> [EXERCISE] Go through the entries below and pick out every line with "username".

=== MATERIAL PROVIDED ===

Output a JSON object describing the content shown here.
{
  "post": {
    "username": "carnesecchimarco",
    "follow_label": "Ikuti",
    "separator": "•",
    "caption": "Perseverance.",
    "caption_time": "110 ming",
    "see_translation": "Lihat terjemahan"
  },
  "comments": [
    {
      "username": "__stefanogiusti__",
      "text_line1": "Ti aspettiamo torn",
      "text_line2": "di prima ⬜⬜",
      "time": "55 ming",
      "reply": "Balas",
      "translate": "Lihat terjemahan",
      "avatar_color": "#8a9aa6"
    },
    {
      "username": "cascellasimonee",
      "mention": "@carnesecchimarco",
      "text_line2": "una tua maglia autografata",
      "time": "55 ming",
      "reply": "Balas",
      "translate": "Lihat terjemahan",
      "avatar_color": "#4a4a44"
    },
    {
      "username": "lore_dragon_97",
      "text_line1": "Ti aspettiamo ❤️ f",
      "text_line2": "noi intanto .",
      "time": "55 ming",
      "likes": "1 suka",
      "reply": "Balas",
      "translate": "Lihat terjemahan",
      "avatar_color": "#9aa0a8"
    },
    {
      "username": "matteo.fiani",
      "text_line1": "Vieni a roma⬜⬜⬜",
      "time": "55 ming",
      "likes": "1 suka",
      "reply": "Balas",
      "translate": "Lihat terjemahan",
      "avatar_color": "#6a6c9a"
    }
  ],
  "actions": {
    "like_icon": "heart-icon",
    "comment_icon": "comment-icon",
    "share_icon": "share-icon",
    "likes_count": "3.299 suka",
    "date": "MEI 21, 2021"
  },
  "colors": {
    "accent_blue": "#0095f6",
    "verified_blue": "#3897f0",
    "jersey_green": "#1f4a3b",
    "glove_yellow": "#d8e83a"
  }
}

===

> [TASK ANSWER]
    "username": "carnesecchimarco",
      "username": "__stefanogiusti__",
      "username": "cascellasimonee",
      "username": "lore_dragon_97",
      "username": "matteo.fiani",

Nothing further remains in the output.